++++ RECORD EXTRACTS

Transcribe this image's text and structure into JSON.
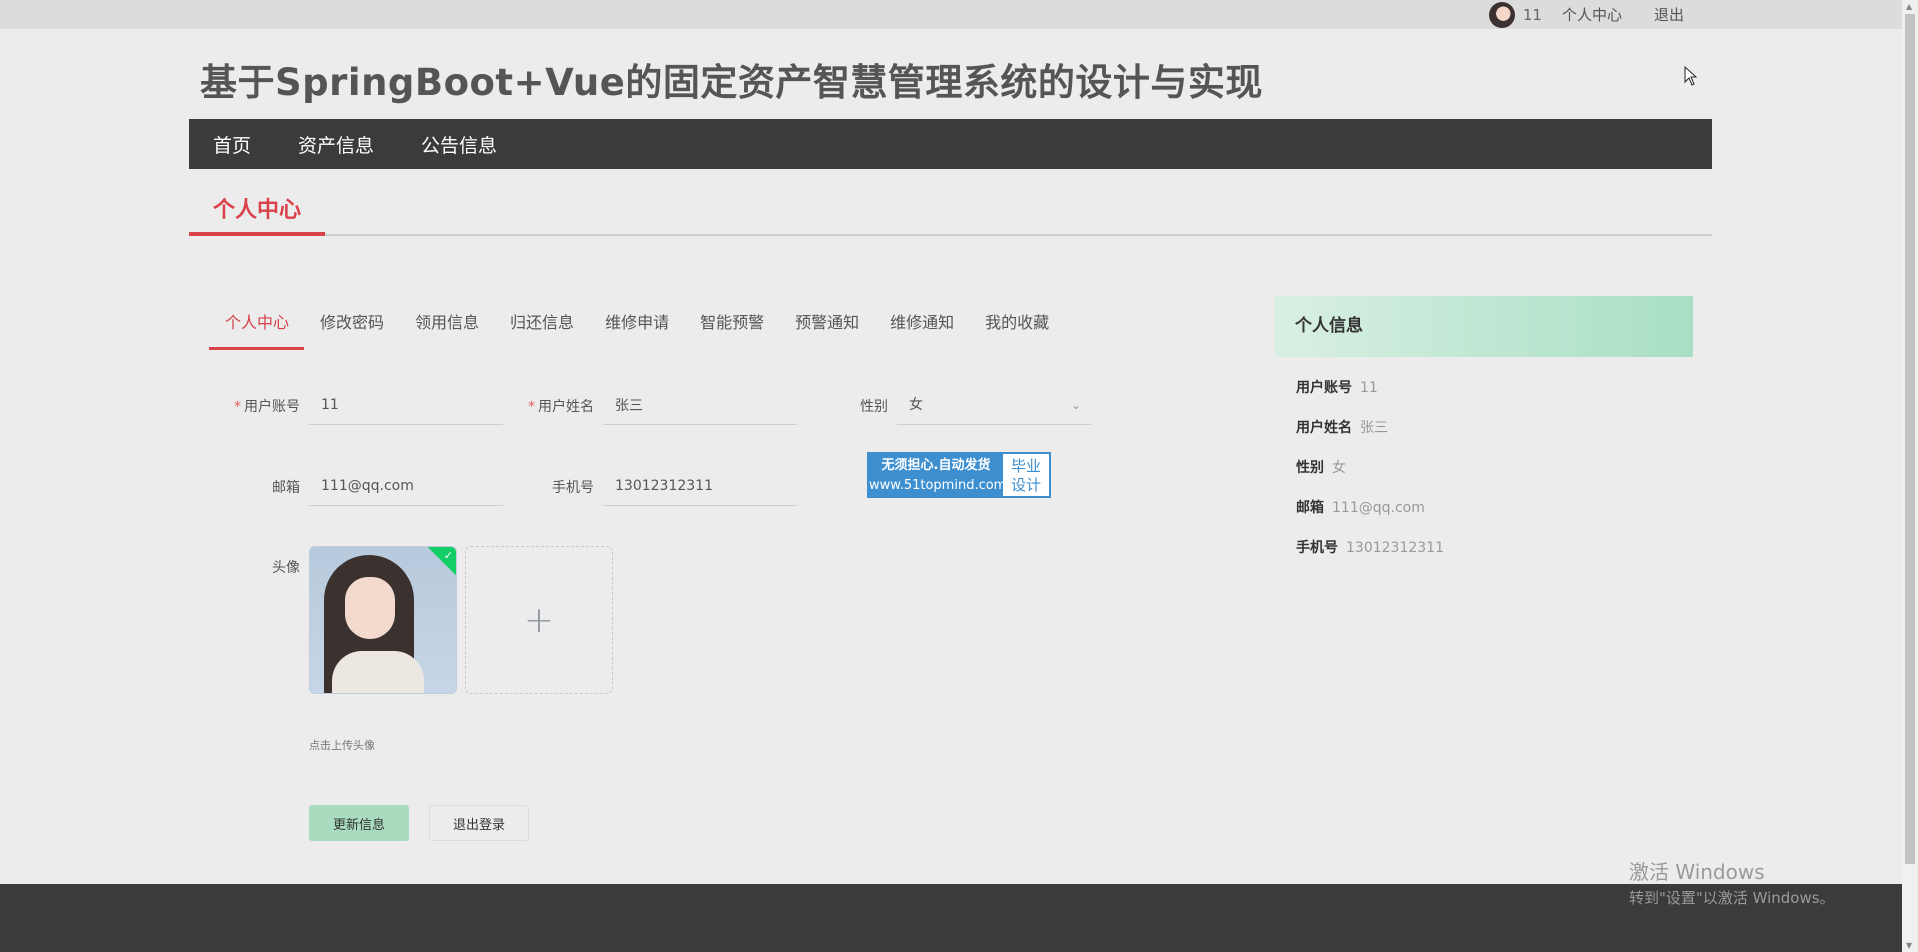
{
  "topbar": {
    "username": "11",
    "profile_link": "个人中心",
    "logout_link": "退出"
  },
  "site_title": "基于SpringBoot+Vue的固定资产智慧管理系统的设计与实现",
  "nav": [
    "首页",
    "资产信息",
    "公告信息"
  ],
  "section_title": "个人中心",
  "tabs": [
    "个人中心",
    "修改密码",
    "领用信息",
    "归还信息",
    "维修申请",
    "智能预警",
    "预警通知",
    "维修通知",
    "我的收藏"
  ],
  "active_tab": "个人中心",
  "form": {
    "account_label": "用户账号",
    "account_value": "11",
    "name_label": "用户姓名",
    "name_value": "张三",
    "gender_label": "性别",
    "gender_value": "女",
    "email_label": "邮箱",
    "email_value": "111@qq.com",
    "phone_label": "手机号",
    "phone_value": "13012312311",
    "avatar_label": "头像",
    "upload_plus": "+",
    "upload_tip": "点击上传头像",
    "update_button": "更新信息",
    "logout_button": "退出登录",
    "required_mark": "*"
  },
  "ad": {
    "line1": "无须担心.自动发货",
    "line2": "www.51topmind.com",
    "right1": "毕业",
    "right2": "设计"
  },
  "info_panel": {
    "title": "个人信息",
    "rows": [
      {
        "k": "用户账号",
        "v": "11"
      },
      {
        "k": "用户姓名",
        "v": "张三"
      },
      {
        "k": "性别",
        "v": "女"
      },
      {
        "k": "邮箱",
        "v": "111@qq.com"
      },
      {
        "k": "手机号",
        "v": "13012312311"
      }
    ]
  },
  "watermark": {
    "line1": "激活 Windows",
    "line2": "转到\"设置\"以激活 Windows。"
  },
  "colors": {
    "accent": "#d9414b",
    "nav_bg": "#3b3b3b",
    "update_btn": "#a9dcbf",
    "info_head_end": "#a8dfc4"
  }
}
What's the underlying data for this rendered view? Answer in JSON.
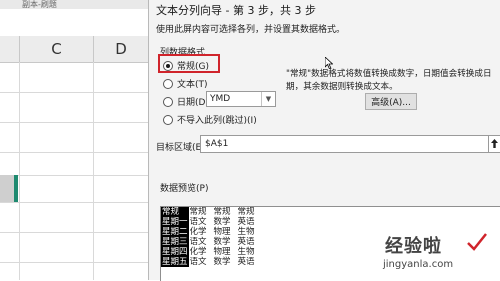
{
  "sheet": {
    "top_text": "副本-刷题",
    "columns": [
      "C",
      "D"
    ]
  },
  "dialog": {
    "title": "文本分列向导 - 第 3 步，共 3 步",
    "instruction": "使用此屏内容可选择各列，并设置其数据格式。",
    "group_label": "列数据格式",
    "options": [
      {
        "label": "常规(G)",
        "selected": true
      },
      {
        "label": "文本(T)",
        "selected": false
      },
      {
        "label": "日期(D):",
        "selected": false
      },
      {
        "label": "不导入此列(跳过)(I)",
        "selected": false
      }
    ],
    "date_format": "YMD",
    "description": "\"常规\"数据格式将数值转换成数字，日期值会转换成日期，其余数据则转换成文本。",
    "advanced_button": "高级(A)...",
    "target_label": "目标区域(E):",
    "target_value": "$A$1",
    "preview_label": "数据预览(P)",
    "preview": {
      "header": [
        "常规",
        "常规",
        "常规",
        "常规"
      ],
      "rows": [
        [
          "星期一",
          "语文",
          "数学",
          "英语"
        ],
        [
          "星期二",
          "化学",
          "物理",
          "生物"
        ],
        [
          "星期三",
          "语文",
          "数学",
          "英语"
        ],
        [
          "星期四",
          "化学",
          "物理",
          "生物"
        ],
        [
          "星期五",
          "语文",
          "数学",
          "英语"
        ]
      ]
    }
  },
  "watermark": {
    "main": "经验啦",
    "sub": "jingyanla.com"
  }
}
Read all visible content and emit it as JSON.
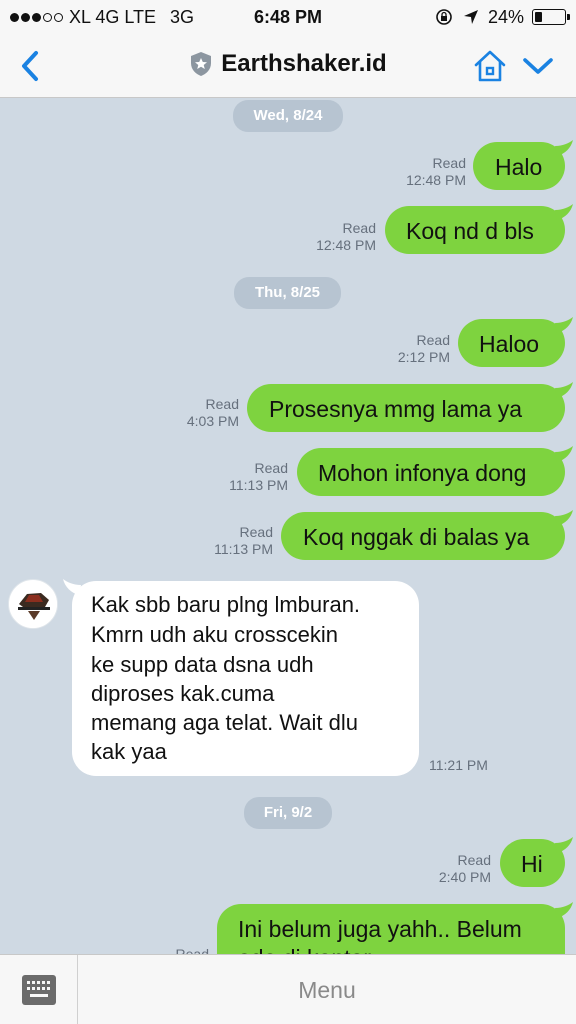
{
  "status_bar": {
    "carrier": "XL 4G LTE",
    "network": "3G",
    "time": "6:48 PM",
    "battery": "24%",
    "battery_level": 0.24,
    "signal_bars": 3
  },
  "nav": {
    "title": "Earthshaker.id",
    "accent_color": "#1a82e2"
  },
  "chat": {
    "dates": [
      "Wed, 8/24",
      "Thu, 8/25",
      "Fri, 9/2"
    ],
    "messages": [
      {
        "text": "Halo",
        "status": "Read",
        "time": "12:48 PM"
      },
      {
        "text": "Koq nd d bls",
        "status": "Read",
        "time": "12:48 PM"
      },
      {
        "text": "Haloo",
        "status": "Read",
        "time": "2:12 PM"
      },
      {
        "text": "Prosesnya mmg lama ya",
        "status": "Read",
        "time": "4:03 PM"
      },
      {
        "text": "Mohon infonya dong",
        "status": "Read",
        "time": "11:13 PM"
      },
      {
        "text": "Koq nggak di balas ya",
        "status": "Read",
        "time": "11:13 PM"
      },
      {
        "lines": [
          "Kak sbb baru plng lmburan.",
          "Kmrn udh aku crosscekin",
          "ke supp data dsna udh",
          "diproses kak.cuma",
          "memang aga telat. Wait dlu",
          "kak yaa"
        ],
        "time": "11:21 PM"
      },
      {
        "text": "Hi",
        "status": "Read",
        "time": "2:40 PM"
      },
      {
        "lines": [
          "Ini belum juga yahh.. Belum",
          "ada di kantor"
        ],
        "status": "Read"
      }
    ],
    "outgoing_color": "#7ed33f",
    "incoming_color": "#ffffff"
  },
  "bottom": {
    "menu_label": "Menu"
  }
}
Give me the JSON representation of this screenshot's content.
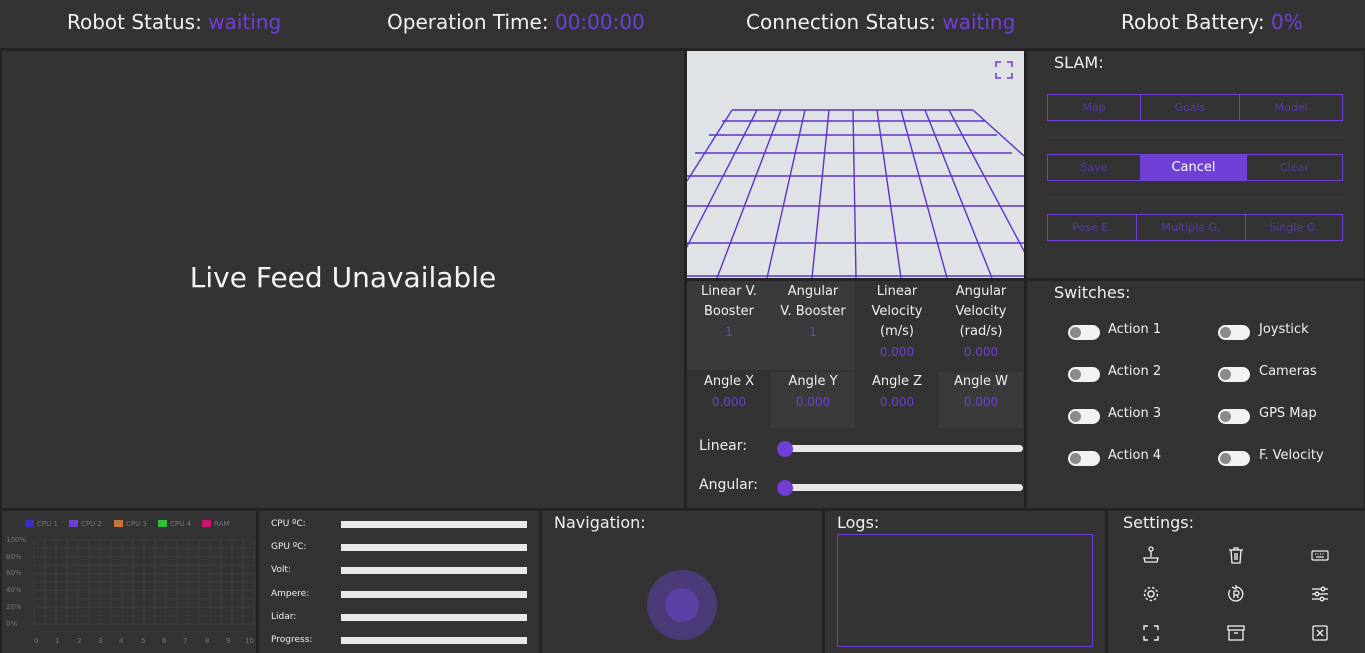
{
  "header": {
    "robot_status_label": "Robot Status:",
    "robot_status_value": "waiting",
    "operation_time_label": "Operation Time:",
    "operation_time_value": "00:00:00",
    "connection_status_label": "Connection Status:",
    "connection_status_value": "waiting",
    "battery_label": "Robot Battery:",
    "battery_value": "0%"
  },
  "live_feed": {
    "message": "Live Feed Unavailable"
  },
  "view3d": {
    "fullscreen_icon": "fullscreen-icon"
  },
  "slam": {
    "title": "SLAM:",
    "row1": [
      "Map",
      "Goals",
      "Model"
    ],
    "row2": [
      "Save",
      "Cancel",
      "Clear"
    ],
    "row2_active": "Cancel",
    "row3": [
      "Pose E.",
      "Multiple G.",
      "Single G."
    ]
  },
  "velocity": {
    "linear_booster_label1": "Linear V.",
    "linear_booster_label2": "Booster",
    "linear_booster_value": "1",
    "angular_booster_label1": "Angular",
    "angular_booster_label2": "V. Booster",
    "angular_booster_value": "1",
    "linear_velocity_label1": "Linear",
    "linear_velocity_label2": "Velocity",
    "linear_velocity_label3": "(m/s)",
    "linear_velocity_value": "0.000",
    "angular_velocity_label1": "Angular",
    "angular_velocity_label2": "Velocity",
    "angular_velocity_label3": "(rad/s)",
    "angular_velocity_value": "0.000",
    "angle_x_label": "Angle X",
    "angle_x_value": "0.000",
    "angle_y_label": "Angle Y",
    "angle_y_value": "0.000",
    "angle_z_label": "Angle Z",
    "angle_z_value": "0.000",
    "angle_w_label": "Angle W",
    "angle_w_value": "0.000",
    "linear_slider_label": "Linear:",
    "linear_slider_level": 0,
    "angular_slider_label": "Angular:",
    "angular_slider_level": 0
  },
  "switches": {
    "title": "Switches:",
    "items": [
      "Action 1",
      "Joystick",
      "Action 2",
      "Cameras",
      "Action 3",
      "GPS Map",
      "Action 4",
      "F. Velocity"
    ],
    "states": [
      false,
      false,
      false,
      false,
      false,
      false,
      false,
      false
    ]
  },
  "cpu_chart": {
    "legend": [
      "CPU 1",
      "CPU 2",
      "CPU 3",
      "CPU 4",
      "RAM"
    ],
    "legend_colors": [
      "#3a2fc9",
      "#6f3fd6",
      "#c8733a",
      "#2fbf3a",
      "#c8156f"
    ],
    "yticks": [
      "100%",
      "80%",
      "60%",
      "40%",
      "20%",
      "0%"
    ],
    "xticks": [
      "0",
      "1",
      "2",
      "3",
      "4",
      "5",
      "6",
      "7",
      "8",
      "9",
      "10"
    ]
  },
  "chart_data": {
    "type": "line",
    "series": [
      {
        "name": "CPU 1",
        "values": []
      },
      {
        "name": "CPU 2",
        "values": []
      },
      {
        "name": "CPU 3",
        "values": []
      },
      {
        "name": "CPU 4",
        "values": []
      },
      {
        "name": "RAM",
        "values": []
      }
    ],
    "x": [
      0,
      1,
      2,
      3,
      4,
      5,
      6,
      7,
      8,
      9,
      10
    ],
    "ylim": [
      0,
      100
    ],
    "xlim": [
      0,
      10
    ],
    "grid": true,
    "legend_position": "top"
  },
  "stats": {
    "labels": [
      "CPU ºC:",
      "GPU ºC:",
      "Volt:",
      "Ampere:",
      "Lidar:",
      "Progress:"
    ],
    "levels": [
      1,
      1,
      1,
      1,
      1,
      1
    ]
  },
  "navigation": {
    "title": "Navigation:"
  },
  "logs": {
    "title": "Logs:"
  },
  "settings": {
    "title": "Settings:",
    "icons": [
      "joystick-icon",
      "trash-icon",
      "keyboard-icon",
      "gear-icon",
      "reset-icon",
      "sliders-icon",
      "fullscreen-icon",
      "archive-icon",
      "close-box-icon"
    ]
  },
  "colors": {
    "accent": "#6f3fd6",
    "panel": "#333333",
    "background": "#232323"
  }
}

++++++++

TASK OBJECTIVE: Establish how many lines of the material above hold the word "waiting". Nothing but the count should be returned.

OUTPUT OF THE TASK: 2